Peter sees the tomb, sees that the body is not there, but he does not know yet what happened. The most important moment in the history of the birth of Christianity is when John also enters the tomb, sees the veils, and sees that the body is not there.
The Bible writes of this moment, “and he saw and believed.” How could John attain enlightenment to become faith in him instantly instead of despair?
Peter was not there at the crucifixion, the fact that he had refused Jesus three times could have been so embarrassing to him that he would have preferred to run far from Jerusalem and the other disciples, he was not there even when Jesus was taken off the cross and placed in the tomb.
John, on the other hand, was there with Jesus’ mother at the crucifixion; when the body wrapped in shrouds, and was placed in the tomb.
He had a clear picture of what the tomb looked like, with the body lying wrapped in shrouds, and now he saw the same picture, the shrouds as they had been left on Friday night, except that something was no longer there under the shrouds: the body of Jesus. And so John could be enlightened immediately, and therefore believed confidently and in a single moment, grasping reality: the body could only disappear from the veils — leaving the veils untouched — if the body had indeed disappeared in a supernatural process.
If we put an apple in a three-dimensional cube and that apple suddenly disappears without any opening on the surface of the cube, science also knows a solution: in four-dimensional space, the three-dimensional cube is open in the direction of the fourth dimension, so in this direction the apple can be removed. Of all this, three-dimensional beings only notice that the apple is gone, for them the fourth dimension is invisible.
So John was the first man to believe in the resurrection of Jesus. Later joined to him the others when Jesus appeared to them, and even Thomas believed when the risen Jesus showed him His wounds. And He also appeared on the road to Emmaus, and we know from the letters of Peter that Jesus also appeared before many other people, in whom, of course, that encounter became the Christian faith.
But the first to become a believer through personal experience was the Apostle John. He saw the untouched veils without the body, as well as the veil on which, after being taken away from the tomb, an image of a crucified man seemed to emerge, this veil known today as the veil of Turin.

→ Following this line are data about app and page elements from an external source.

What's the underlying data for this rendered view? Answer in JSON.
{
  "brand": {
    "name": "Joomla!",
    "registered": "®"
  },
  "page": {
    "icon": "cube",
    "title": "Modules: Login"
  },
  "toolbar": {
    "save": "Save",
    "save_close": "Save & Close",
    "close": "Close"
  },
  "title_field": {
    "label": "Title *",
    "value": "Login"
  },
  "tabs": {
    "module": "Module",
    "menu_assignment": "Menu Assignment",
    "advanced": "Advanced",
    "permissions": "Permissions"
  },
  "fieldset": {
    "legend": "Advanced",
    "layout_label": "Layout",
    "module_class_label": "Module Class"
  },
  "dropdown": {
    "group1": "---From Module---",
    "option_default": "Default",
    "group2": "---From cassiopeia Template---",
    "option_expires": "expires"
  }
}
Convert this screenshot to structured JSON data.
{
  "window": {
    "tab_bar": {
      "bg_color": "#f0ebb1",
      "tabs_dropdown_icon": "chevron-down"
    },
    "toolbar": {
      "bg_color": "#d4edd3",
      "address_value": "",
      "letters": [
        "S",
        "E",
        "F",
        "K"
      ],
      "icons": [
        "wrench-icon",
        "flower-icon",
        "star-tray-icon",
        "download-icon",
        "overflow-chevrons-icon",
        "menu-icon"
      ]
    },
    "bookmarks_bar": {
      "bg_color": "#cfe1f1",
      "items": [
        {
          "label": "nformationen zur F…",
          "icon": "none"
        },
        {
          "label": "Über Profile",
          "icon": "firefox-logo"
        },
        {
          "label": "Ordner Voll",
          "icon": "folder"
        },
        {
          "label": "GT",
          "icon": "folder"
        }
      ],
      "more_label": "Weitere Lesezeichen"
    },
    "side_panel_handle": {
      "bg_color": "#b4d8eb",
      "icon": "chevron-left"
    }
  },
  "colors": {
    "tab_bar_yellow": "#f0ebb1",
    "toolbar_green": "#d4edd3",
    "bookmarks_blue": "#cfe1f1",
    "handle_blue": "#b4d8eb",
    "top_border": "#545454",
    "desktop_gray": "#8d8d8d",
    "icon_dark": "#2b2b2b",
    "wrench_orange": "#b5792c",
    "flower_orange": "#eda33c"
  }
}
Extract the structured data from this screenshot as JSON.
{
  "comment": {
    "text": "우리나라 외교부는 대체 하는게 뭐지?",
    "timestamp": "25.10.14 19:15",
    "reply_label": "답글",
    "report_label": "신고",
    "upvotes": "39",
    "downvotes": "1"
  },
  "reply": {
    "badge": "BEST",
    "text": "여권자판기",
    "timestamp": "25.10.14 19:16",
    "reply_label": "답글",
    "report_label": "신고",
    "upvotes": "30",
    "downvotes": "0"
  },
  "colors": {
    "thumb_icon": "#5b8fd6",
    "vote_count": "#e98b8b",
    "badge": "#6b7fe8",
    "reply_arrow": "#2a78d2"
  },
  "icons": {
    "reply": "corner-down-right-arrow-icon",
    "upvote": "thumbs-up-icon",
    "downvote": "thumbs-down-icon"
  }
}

So that’s the story. Something else is worth talking about. Many claim that Jesus did not actually die or be resurrected. But then who had the interest in removing the body from the grave? It was the worst case scenario for the Romans and the Jews, so they couldn’t be. The disciples alone would have had a reason to take the body in secret and thus set off a legend on its journey about the risen Jesus. But the tomb was sealed with a stone and sealed, guarded by soldiers at all times. If someone even got into the tomb and took the body away, why would he care to put the veils back in their original position and roll up the napkin as well, and then falsify an image on the veil later? If a robbery had taken place, the scene should have been appropriate.
And if Peter had known about the abduction of the body, would he have been able to play all his life and then let himself crucify upside down in Rome? Would John have been able to write his gospel and then the Book of Revelation based on a lie? Would Martyr Stephen have been willing to let stone himself to death for a lie? Would people who became Christians have been able to die in gladiatorial arenas for their faith if it were based on the whole lie?
There are many stories imaginable, but to me only one of them is believable, one in which John saw and believed.